▸ **Your task**
Where a line of the entries holds the string "bucket", copy that line.
### Extracted records
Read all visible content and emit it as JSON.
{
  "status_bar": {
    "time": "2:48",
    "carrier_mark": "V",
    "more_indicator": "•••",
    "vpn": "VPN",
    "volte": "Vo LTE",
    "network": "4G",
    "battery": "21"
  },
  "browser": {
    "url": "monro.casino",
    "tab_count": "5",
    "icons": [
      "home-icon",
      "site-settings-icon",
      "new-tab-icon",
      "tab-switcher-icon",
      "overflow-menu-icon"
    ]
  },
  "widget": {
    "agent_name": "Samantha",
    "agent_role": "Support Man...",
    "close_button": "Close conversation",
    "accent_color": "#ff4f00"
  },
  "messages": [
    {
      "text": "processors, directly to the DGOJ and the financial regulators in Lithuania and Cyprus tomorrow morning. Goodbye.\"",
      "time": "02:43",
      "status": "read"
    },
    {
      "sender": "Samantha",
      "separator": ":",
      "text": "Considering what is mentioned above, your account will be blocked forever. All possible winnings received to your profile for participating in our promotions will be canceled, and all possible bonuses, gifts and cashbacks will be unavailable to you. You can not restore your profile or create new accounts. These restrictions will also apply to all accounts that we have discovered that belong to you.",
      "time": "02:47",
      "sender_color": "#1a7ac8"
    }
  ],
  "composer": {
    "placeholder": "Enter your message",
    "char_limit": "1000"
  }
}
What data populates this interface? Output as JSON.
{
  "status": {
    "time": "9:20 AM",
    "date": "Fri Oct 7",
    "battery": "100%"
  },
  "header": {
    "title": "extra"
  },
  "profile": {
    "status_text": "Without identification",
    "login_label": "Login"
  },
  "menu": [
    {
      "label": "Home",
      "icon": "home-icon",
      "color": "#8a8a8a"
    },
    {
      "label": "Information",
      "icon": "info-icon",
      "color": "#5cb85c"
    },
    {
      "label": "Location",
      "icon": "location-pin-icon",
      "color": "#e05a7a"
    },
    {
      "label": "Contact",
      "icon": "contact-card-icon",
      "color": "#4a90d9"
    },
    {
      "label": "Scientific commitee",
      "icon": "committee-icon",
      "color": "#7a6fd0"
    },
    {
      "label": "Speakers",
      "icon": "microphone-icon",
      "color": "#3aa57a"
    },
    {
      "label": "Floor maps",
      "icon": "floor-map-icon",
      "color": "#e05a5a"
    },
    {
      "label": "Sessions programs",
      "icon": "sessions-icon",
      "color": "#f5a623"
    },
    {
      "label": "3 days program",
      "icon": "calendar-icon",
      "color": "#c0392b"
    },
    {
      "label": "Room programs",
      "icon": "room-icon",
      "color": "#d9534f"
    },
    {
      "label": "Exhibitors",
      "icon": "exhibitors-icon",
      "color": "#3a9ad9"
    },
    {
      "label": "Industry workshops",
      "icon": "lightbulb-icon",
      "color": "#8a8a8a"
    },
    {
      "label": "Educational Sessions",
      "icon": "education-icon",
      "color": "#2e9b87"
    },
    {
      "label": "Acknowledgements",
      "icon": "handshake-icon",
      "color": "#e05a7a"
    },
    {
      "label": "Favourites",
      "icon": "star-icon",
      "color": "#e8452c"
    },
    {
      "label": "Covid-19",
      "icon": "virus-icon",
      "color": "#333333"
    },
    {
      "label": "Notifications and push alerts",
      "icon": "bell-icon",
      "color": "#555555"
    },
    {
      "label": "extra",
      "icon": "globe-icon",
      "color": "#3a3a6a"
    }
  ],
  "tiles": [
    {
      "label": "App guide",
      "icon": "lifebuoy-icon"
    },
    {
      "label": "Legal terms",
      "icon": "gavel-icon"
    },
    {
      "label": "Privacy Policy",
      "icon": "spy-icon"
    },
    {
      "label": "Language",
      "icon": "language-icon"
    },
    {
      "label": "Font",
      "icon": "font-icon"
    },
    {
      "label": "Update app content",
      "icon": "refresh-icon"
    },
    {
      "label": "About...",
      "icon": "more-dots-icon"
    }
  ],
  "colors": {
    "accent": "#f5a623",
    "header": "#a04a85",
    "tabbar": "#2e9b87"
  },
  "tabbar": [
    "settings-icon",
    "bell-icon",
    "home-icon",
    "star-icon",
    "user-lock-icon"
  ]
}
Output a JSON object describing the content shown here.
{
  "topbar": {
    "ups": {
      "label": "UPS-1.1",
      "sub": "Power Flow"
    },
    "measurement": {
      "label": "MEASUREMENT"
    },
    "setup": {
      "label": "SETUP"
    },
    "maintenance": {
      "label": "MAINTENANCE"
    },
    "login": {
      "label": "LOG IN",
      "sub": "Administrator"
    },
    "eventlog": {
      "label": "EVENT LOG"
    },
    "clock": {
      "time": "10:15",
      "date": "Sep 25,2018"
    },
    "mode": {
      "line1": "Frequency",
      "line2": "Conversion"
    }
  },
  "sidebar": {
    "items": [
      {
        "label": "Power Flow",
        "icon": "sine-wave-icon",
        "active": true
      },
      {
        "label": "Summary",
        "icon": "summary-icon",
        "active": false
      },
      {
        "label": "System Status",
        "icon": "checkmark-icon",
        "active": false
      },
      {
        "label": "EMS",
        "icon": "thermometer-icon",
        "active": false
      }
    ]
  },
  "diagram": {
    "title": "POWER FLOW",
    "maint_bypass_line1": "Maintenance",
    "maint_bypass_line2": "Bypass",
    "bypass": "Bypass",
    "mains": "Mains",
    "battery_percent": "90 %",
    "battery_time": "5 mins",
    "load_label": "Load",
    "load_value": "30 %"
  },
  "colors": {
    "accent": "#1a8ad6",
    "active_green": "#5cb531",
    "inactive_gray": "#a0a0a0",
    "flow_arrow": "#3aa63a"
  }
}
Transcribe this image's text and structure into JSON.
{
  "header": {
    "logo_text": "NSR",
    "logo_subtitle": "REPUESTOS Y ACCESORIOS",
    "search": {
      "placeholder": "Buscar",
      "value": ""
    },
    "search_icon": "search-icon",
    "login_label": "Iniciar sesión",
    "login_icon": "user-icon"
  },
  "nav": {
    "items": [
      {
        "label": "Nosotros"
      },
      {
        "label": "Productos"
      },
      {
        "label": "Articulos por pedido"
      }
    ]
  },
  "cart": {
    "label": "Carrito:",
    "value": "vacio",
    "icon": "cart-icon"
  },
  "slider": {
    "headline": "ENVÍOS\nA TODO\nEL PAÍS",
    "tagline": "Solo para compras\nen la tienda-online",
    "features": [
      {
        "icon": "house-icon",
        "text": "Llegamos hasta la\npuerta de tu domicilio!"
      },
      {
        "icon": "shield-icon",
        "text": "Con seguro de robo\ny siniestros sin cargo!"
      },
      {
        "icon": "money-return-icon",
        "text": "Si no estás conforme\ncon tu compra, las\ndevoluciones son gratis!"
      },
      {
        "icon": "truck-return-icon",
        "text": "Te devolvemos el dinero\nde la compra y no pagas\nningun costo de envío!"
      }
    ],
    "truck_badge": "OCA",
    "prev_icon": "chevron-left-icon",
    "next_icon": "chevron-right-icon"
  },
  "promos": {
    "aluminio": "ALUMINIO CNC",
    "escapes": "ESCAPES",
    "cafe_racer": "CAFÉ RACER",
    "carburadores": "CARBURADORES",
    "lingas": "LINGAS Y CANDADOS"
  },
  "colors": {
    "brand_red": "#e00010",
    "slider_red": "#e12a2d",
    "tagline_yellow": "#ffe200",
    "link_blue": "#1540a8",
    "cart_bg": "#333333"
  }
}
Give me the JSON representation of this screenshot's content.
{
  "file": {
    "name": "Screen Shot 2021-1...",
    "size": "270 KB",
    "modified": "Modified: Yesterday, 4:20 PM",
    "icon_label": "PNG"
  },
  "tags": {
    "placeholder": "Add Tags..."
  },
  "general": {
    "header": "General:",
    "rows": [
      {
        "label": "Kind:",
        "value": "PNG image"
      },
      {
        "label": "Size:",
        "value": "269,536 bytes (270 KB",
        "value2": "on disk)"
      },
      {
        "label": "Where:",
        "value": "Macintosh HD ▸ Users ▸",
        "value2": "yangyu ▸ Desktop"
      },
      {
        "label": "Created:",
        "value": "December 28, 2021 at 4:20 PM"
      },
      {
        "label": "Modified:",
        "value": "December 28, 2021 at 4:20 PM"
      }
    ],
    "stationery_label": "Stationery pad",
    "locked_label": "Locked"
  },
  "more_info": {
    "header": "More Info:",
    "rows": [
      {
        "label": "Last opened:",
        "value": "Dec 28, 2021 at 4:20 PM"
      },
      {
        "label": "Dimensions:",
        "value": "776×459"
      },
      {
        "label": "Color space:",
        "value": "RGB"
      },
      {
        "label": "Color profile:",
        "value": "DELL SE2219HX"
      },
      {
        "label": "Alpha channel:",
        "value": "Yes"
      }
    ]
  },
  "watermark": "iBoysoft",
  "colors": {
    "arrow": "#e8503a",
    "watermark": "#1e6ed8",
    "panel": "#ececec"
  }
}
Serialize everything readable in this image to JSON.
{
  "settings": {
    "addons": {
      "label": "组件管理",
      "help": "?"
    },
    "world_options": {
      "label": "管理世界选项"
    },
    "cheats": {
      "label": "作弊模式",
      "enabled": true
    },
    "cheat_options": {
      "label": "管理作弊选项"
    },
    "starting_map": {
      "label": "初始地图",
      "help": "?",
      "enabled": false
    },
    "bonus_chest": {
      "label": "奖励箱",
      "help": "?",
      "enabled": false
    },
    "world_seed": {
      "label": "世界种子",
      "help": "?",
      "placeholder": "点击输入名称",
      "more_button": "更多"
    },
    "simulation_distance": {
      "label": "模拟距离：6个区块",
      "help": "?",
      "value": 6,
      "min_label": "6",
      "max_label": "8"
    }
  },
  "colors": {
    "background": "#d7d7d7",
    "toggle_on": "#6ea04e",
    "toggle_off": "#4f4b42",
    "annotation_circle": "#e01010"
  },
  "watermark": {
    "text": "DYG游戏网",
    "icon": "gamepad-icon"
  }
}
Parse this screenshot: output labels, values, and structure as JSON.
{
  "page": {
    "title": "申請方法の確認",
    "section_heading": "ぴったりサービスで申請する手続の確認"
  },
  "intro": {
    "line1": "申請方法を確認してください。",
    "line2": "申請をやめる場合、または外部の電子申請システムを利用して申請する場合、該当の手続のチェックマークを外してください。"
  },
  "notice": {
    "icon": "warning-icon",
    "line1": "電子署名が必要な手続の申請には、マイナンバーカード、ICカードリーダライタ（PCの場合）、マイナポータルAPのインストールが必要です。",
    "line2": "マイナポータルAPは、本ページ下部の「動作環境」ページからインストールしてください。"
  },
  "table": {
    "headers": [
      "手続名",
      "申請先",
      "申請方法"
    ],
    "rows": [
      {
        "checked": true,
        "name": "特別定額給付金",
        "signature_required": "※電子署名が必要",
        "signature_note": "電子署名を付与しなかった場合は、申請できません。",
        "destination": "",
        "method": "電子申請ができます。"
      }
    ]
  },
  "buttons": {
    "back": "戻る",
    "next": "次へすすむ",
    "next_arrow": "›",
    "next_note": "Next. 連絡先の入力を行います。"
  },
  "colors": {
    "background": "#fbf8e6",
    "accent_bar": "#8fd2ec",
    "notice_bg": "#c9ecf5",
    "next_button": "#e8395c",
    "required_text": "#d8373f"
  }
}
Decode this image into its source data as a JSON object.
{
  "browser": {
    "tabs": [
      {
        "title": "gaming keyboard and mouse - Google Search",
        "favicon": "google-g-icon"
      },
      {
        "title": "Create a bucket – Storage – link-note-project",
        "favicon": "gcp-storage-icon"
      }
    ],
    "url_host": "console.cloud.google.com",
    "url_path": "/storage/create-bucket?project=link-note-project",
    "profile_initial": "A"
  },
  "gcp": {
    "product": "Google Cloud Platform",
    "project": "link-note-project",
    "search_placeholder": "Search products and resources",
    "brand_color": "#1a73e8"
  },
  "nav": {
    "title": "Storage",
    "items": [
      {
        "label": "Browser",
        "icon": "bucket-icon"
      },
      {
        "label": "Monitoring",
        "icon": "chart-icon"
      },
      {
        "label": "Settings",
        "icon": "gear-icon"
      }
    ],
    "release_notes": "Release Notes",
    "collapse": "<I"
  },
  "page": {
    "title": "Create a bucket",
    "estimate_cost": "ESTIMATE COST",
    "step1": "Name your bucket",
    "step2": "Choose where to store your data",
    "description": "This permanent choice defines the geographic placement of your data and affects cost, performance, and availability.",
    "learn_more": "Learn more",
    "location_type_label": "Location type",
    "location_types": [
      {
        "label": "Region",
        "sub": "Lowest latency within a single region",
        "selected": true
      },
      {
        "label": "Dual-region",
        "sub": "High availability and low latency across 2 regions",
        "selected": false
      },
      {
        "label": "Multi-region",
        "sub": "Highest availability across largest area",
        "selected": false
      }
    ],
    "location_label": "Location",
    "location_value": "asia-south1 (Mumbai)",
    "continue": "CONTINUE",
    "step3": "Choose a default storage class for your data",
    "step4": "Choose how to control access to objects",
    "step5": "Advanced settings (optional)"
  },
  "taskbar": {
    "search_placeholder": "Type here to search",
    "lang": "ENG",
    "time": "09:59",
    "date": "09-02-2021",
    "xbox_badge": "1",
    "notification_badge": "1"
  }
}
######
▸ **Response**
        "title": "Create a bucket – Storage – link-note-project",
    "url_path": "/storage/create-bucket?project=link-note-project",
        "icon": "bucket-icon"
    "title": "Create a bucket",
    "step1": "Name your bucket",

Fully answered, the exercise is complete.